Background: Human farnesyl pyrophosphate synthase (FPPS) controls intracellular levels of farnesyl pyrophosphate, which is essential for various biological processes. Bisphosphonate inhibitors of human FPPS are valuable therapeutics for the treatment of bone-resorption disorders and have also demonstrated efficacy in multiple tumor types. Inhibition of human FPPS by bisphosphonates in vivo is thought to involve closing of the enzyme's C-terminal tail induced by the binding of the second substrate isopentenyl pyrophosphate (IPP). This conformational change, which occurs through a yet unclear mechanism, seals off the enzyme's active site from the solvent environment and is essential for catalysis. The crystal structure of human FPPS in complex with a novel bisphosphonate YS0470 and in the absence of a second substrate showed partial ordering of the tail in the closed conformation.

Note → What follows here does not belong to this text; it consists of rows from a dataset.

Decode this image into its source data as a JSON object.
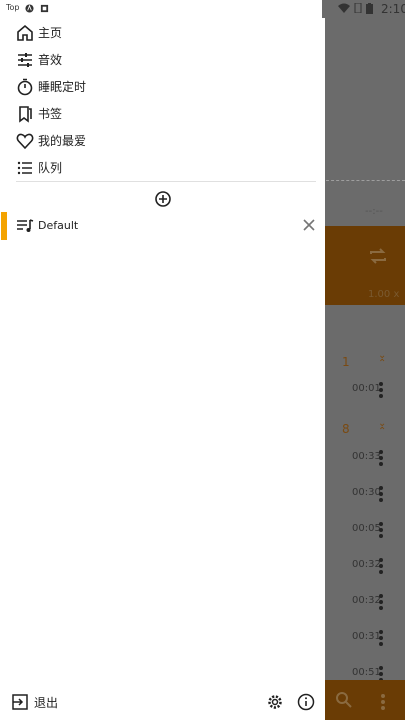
{
  "status_bar": {
    "carrier": "Top",
    "time": "2:10"
  },
  "drawer": {
    "nav_items": [
      {
        "label": "主页",
        "icon": "home-icon"
      },
      {
        "label": "音效",
        "icon": "equalizer-icon"
      },
      {
        "label": "睡眠定时",
        "icon": "timer-icon"
      },
      {
        "label": "书签",
        "icon": "bookmark-icon"
      },
      {
        "label": "我的最爱",
        "icon": "heart-icon"
      },
      {
        "label": "队列",
        "icon": "queue-list-icon"
      }
    ],
    "playlists": [
      {
        "label": "Default"
      }
    ],
    "footer": {
      "exit_label": "退出"
    }
  },
  "player": {
    "time_placeholder": "--:--",
    "speed": "1.00 x",
    "chapters": [
      {
        "number": "1"
      },
      {
        "number": "8"
      }
    ],
    "tracks": [
      "00:01",
      "00:33",
      "00:30",
      "00:05",
      "00:32",
      "00:32",
      "00:31",
      "00:51"
    ]
  },
  "colors": {
    "accent": "#f4a300",
    "player_dim": "#6b6b6b",
    "card_dim": "#6a3c05"
  }
}
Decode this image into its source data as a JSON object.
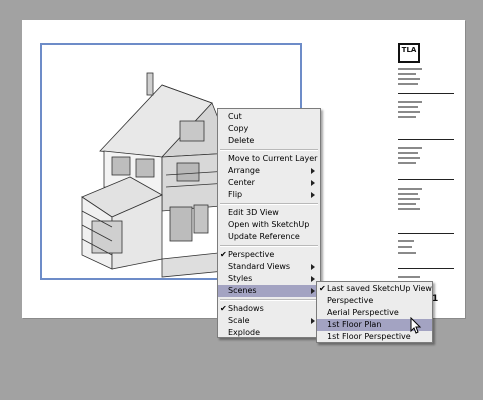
{
  "title_block": {
    "logo_text": "TLA"
  },
  "context_menu": {
    "items": [
      {
        "label": "Cut"
      },
      {
        "label": "Copy"
      },
      {
        "label": "Delete"
      },
      {
        "label": "Move to Current Layer"
      },
      {
        "label": "Arrange",
        "submenu": true
      },
      {
        "label": "Center",
        "submenu": true
      },
      {
        "label": "Flip",
        "submenu": true
      },
      {
        "label": "Edit 3D View"
      },
      {
        "label": "Open with SketchUp"
      },
      {
        "label": "Update Reference"
      },
      {
        "label": "Perspective",
        "checked": true
      },
      {
        "label": "Standard Views",
        "submenu": true
      },
      {
        "label": "Styles",
        "submenu": true
      },
      {
        "label": "Scenes",
        "submenu": true,
        "highlighted": true
      },
      {
        "label": "Shadows",
        "checked": true
      },
      {
        "label": "Scale",
        "submenu": true
      },
      {
        "label": "Explode"
      }
    ]
  },
  "scenes_submenu": {
    "items": [
      {
        "label": "Last saved SketchUp View",
        "checked": true
      },
      {
        "label": "Perspective"
      },
      {
        "label": "Aerial Perspective"
      },
      {
        "label": "1st Floor Plan",
        "highlighted": true
      },
      {
        "label": "1st Floor Perspective"
      }
    ]
  },
  "page_number_fragment": "1",
  "colors": {
    "background": "#a2a2a2",
    "viewport_border": "#6d8cc8",
    "highlight": "#a3a3c2",
    "menu_bg": "#ececec"
  }
}
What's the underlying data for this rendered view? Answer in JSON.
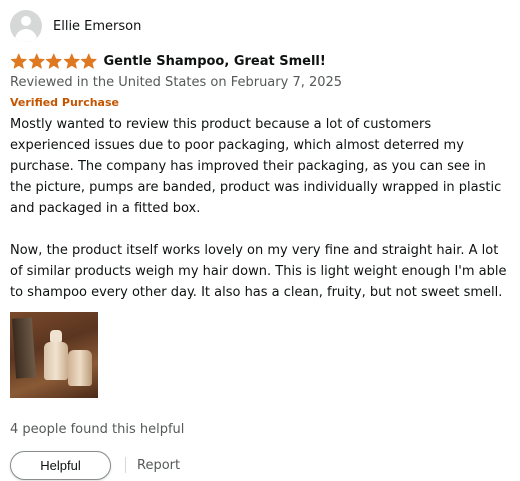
{
  "reviewer": {
    "name": "Ellie Emerson",
    "avatar_icon": "user-avatar-icon"
  },
  "rating": {
    "stars": 5,
    "max": 5,
    "star_color": "#de7921",
    "star_icon": "star-icon"
  },
  "review": {
    "title": "Gentle Shampoo, Great Smell!",
    "date_line": "Reviewed in the United States on February 7, 2025",
    "verified_label": "Verified Purchase",
    "paragraph_1": "Mostly wanted to review this product because a lot of customers experienced issues due to poor packaging, which almost deterred my purchase. The company has improved their packaging, as you can see in the picture, pumps are banded, product was individually wrapped in plastic and packaged in a fitted box.",
    "paragraph_2": "Now, the product itself works lovely on my very fine and straight hair. A lot of similar products weigh my hair down. This is light weight enough I'm able to shampoo every other day. It also has a clean, fruity, but not sweet smell."
  },
  "helpful_count_text": "4 people found this helpful",
  "actions": {
    "helpful_label": "Helpful",
    "report_label": "Report"
  },
  "colors": {
    "verified": "#c45500",
    "secondary_text": "#565959",
    "button_border": "#888c8c"
  }
}
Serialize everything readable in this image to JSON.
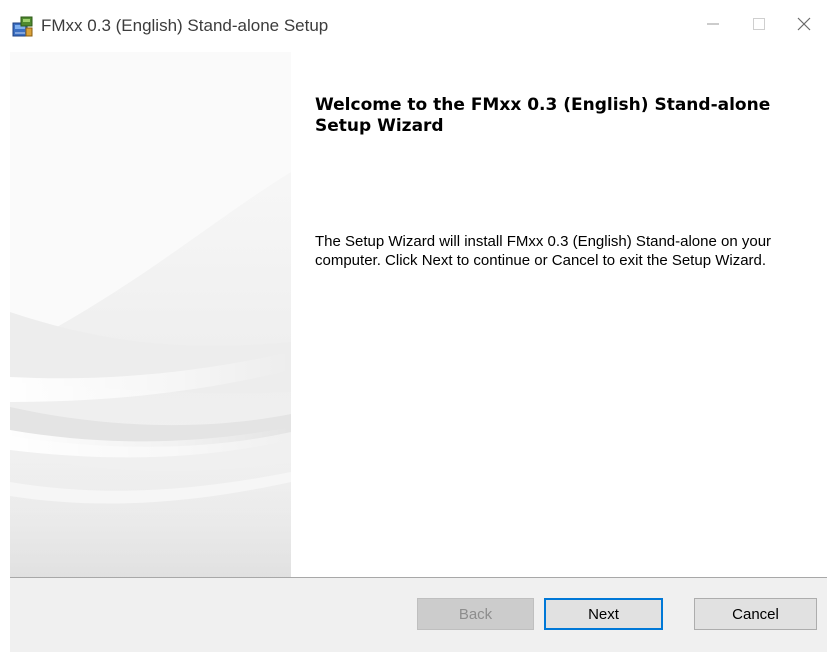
{
  "window": {
    "title": "FMxx 0.3 (English) Stand-alone Setup",
    "icon": "installer-box-icon",
    "controls": {
      "minimize": "—",
      "maximize": "☐",
      "close": "✕"
    }
  },
  "content": {
    "heading": "Welcome to the FMxx 0.3 (English) Stand-alone Setup Wizard",
    "body": "The Setup Wizard will install FMxx 0.3 (English) Stand-alone on your computer. Click Next to continue or Cancel to exit the Setup Wizard."
  },
  "buttons": {
    "back": "Back",
    "next": "Next",
    "cancel": "Cancel",
    "back_enabled": false
  },
  "colors": {
    "accent": "#0078d7",
    "footer_bg": "#f0f0f0",
    "button_bg": "#e1e1e1",
    "disabled_text": "#8d8d8d"
  }
}
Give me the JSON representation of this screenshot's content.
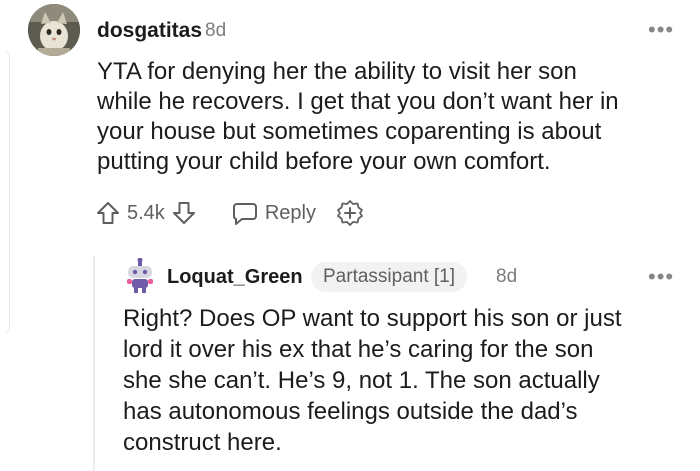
{
  "comment": {
    "username": "dosgatitas",
    "age": "8d",
    "more": "•••",
    "lines": [
      "YTA for denying her the ability to visit her son",
      "while he recovers. I get that you don’t want her in",
      "your house but sometimes coparenting is about",
      "putting your child before your own comfort."
    ],
    "score": "5.4k",
    "reply_label": "Reply"
  },
  "reply": {
    "username": "Loquat_Green",
    "flair": "Partassipant [1]",
    "age": "8d",
    "more": "•••",
    "lines": [
      "Right? Does OP want to support his son or just",
      "lord it over his ex that he’s caring for the son",
      "she she can’t. He’s 9, not 1. The son actually",
      "has autonomous feelings outside the dad’s",
      "construct here."
    ]
  },
  "colors": {
    "text": "#1c1c1c",
    "meta": "#7c7c7c",
    "action": "#5f5f5f",
    "flair_bg": "#f2f2f2",
    "thread_line": "#ececec",
    "snoo_purple": "#6f5ba7"
  }
}
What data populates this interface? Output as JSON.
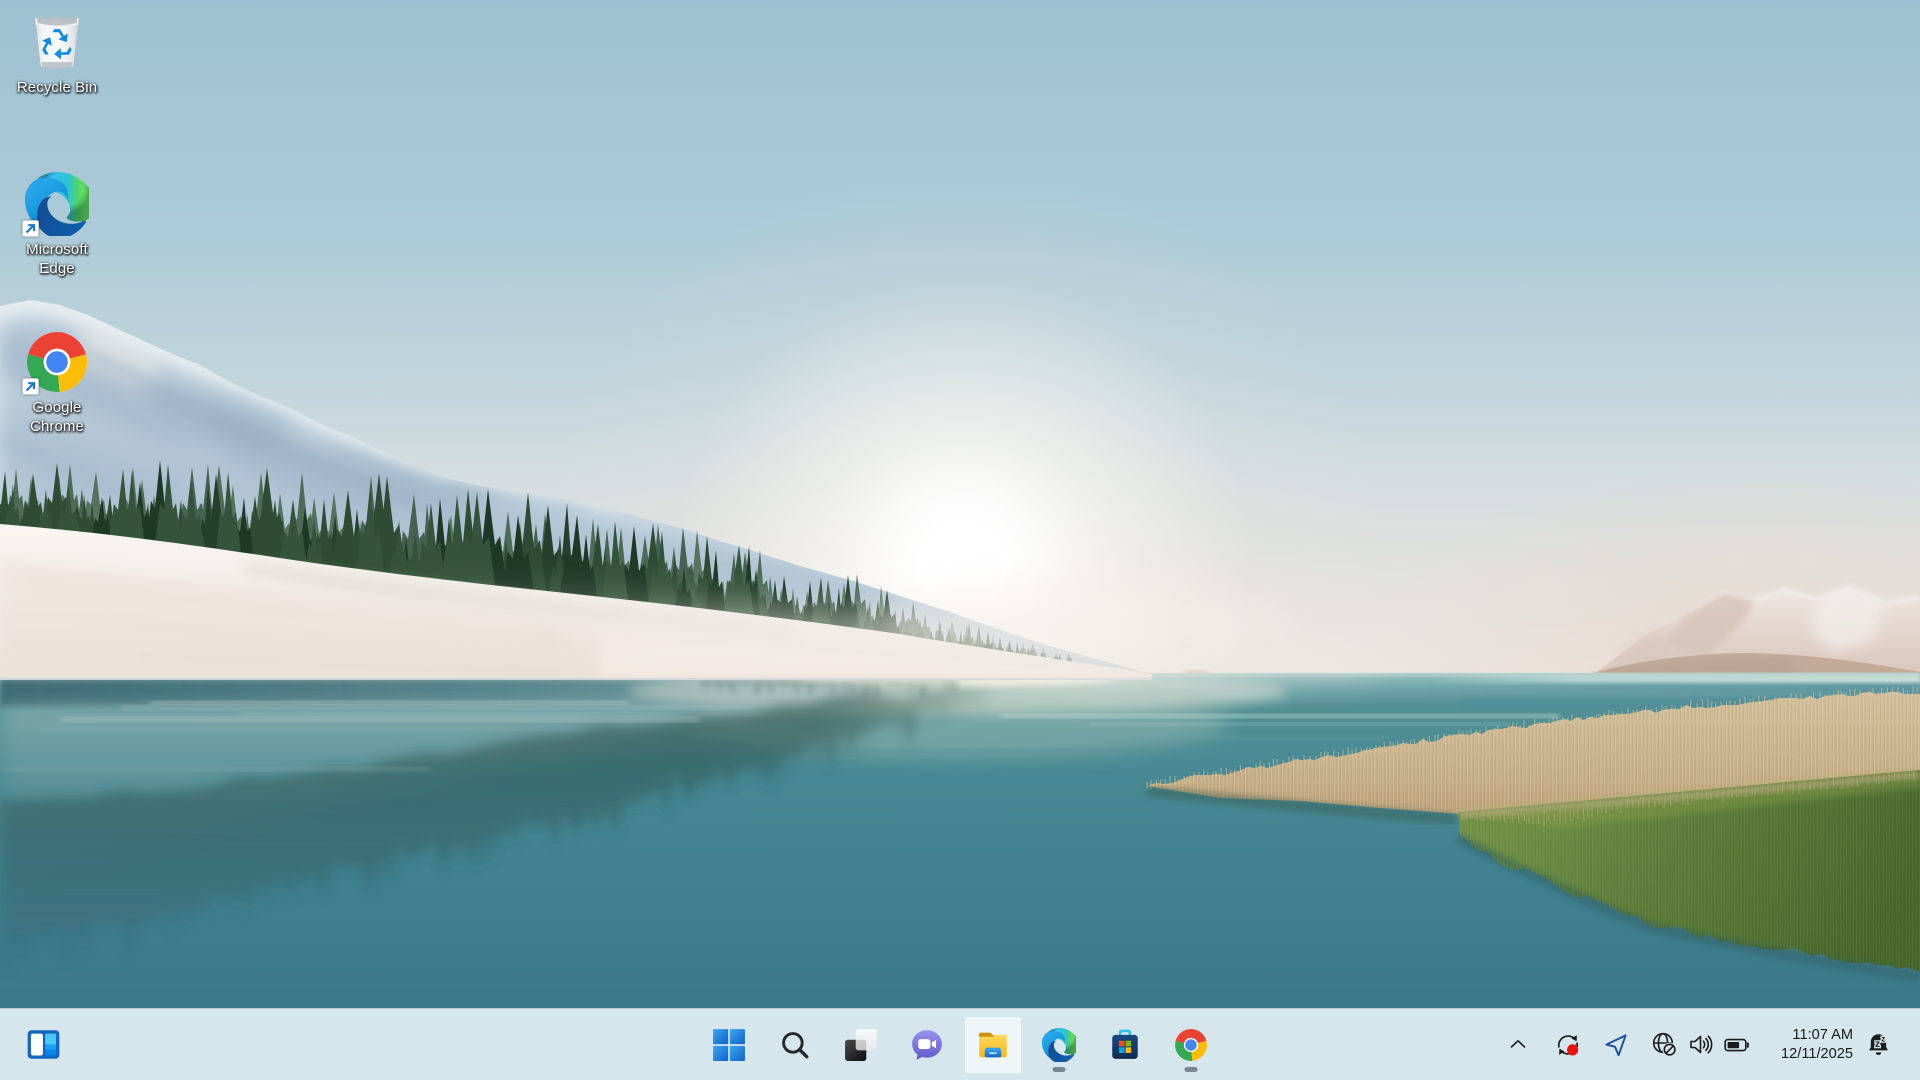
{
  "desktop": {
    "icons": [
      {
        "label": "Recycle Bin",
        "icon": "recycle-bin"
      },
      {
        "label": "Microsoft Edge",
        "icon": "edge"
      },
      {
        "label": "Google Chrome",
        "icon": "chrome"
      }
    ]
  },
  "taskbar": {
    "buttons": [
      {
        "id": "widgets",
        "label": "Widgets"
      },
      {
        "id": "start",
        "label": "Start"
      },
      {
        "id": "search",
        "label": "Search"
      },
      {
        "id": "task-view",
        "label": "Task View"
      },
      {
        "id": "chat",
        "label": "Chat"
      },
      {
        "id": "file-explorer",
        "label": "File Explorer",
        "state": "active"
      },
      {
        "id": "edge",
        "label": "Microsoft Edge",
        "state": "running"
      },
      {
        "id": "store",
        "label": "Microsoft Store"
      },
      {
        "id": "chrome",
        "label": "Google Chrome",
        "state": "running"
      }
    ],
    "tray": {
      "chevron": "Show hidden icons",
      "icons": [
        "pending-update",
        "location",
        "no-internet",
        "volume",
        "battery"
      ],
      "time": "11:07 AM",
      "date": "12/11/2025",
      "notification": "notifications-snoozed"
    }
  },
  "theme": {
    "taskbar-bg": "#d5e6ec",
    "taskbar-line": "#bcc8cd",
    "hover-bg": "rgba(255,255,255,0.62)",
    "indicator": "#788790",
    "label-color": "#ffffff",
    "clock-color": "#1b1b1b",
    "accent-red": "#ee1111",
    "tray-icon": "#1b1b1b",
    "location-blue": "#1e4f99"
  }
}
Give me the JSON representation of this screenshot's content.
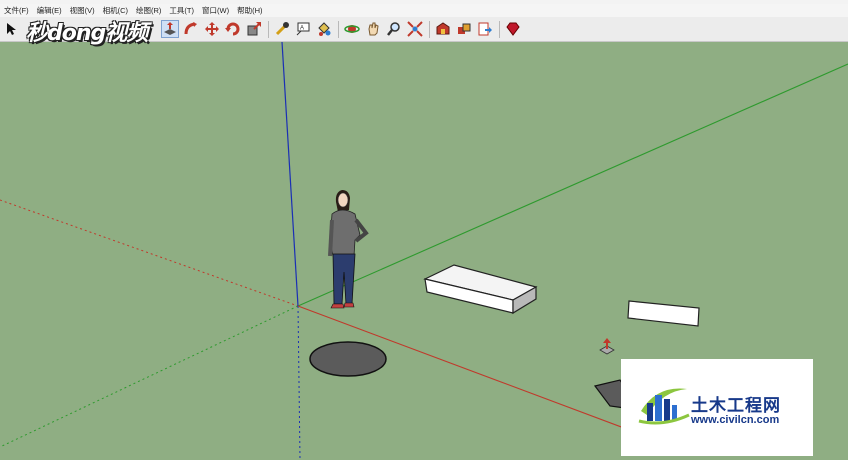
{
  "menubar": {
    "items": [
      {
        "label": "文件(F)"
      },
      {
        "label": "编辑(E)"
      },
      {
        "label": "视图(V)"
      },
      {
        "label": "相机(C)"
      },
      {
        "label": "绘图(R)"
      },
      {
        "label": "工具(T)"
      },
      {
        "label": "窗口(W)"
      },
      {
        "label": "帮助(H)"
      }
    ]
  },
  "toolbar": {
    "icons": [
      "select-arrow-icon",
      "pushpull-icon",
      "followme-icon",
      "move-icon",
      "rotate-icon",
      "scale-icon",
      "tape-measure-icon",
      "text-icon",
      "paint-bucket-icon",
      "orbit-icon",
      "pan-icon",
      "zoom-icon",
      "zoom-extents-icon",
      "warehouse-icon",
      "components-icon",
      "export-icon",
      "ruby-icon"
    ],
    "active": "pushpull-icon"
  },
  "watermark_left": {
    "text": "秒dong视频"
  },
  "watermark_right": {
    "title": "土木工程网",
    "url": "www.civilcn.com"
  },
  "colors": {
    "background": "#8fae83",
    "axis_red": "#c0392b",
    "axis_green": "#2e9a2e",
    "axis_blue": "#1a2fb5",
    "watermark_blue": "#17398a",
    "watermark_green": "#8cc63f"
  }
}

Results: We have determined crystal structures of human FPPS in ternary complex with YS0470 and the secondary ligands inorganic phosphate (Pi), inorganic pyrophosphate (PPi), and IPP. Binding of PPi or IPP to the enzyme-inhibitor complex, but not that of Pi, resulted in full ordering of the C-terminal tail, which is most notably characterized by the anchoring of the R351 side chain to the main frame of the enzyme. Isothermal titration calorimetry experiments demonstrated that PPi binds more tightly to the enzyme-inhibitor complex than IPP, and differential scanning fluorometry experiments confirmed that Pi binding does not induce the tail ordering. Structure analysis identified a cascade of conformational changes required for the C-terminal tail rigidification involving Y349, F238, and Q242. The residues K57 and N59 upon PPi/IPP binding undergo subtler conformational changes, which may initiate this cascade.

Conclusions: In human FPPS, Y349 functions as a safety switch that prevents any futile C-terminal closure and is locked in the "off" position in the absence of bound IPP. Q242 plays the role of a gatekeeper and directly controls the anchoring of R351 side chain. The interactions between the residues K57 and N59 and those upstream and downstream of Y349 are likely responsible for the switch activation. The findings of this study can be exploited for structure-guided optimization of existing inhibitors as well as development of new pharmacophores.

Show MeSH
Related in: MedlinePlus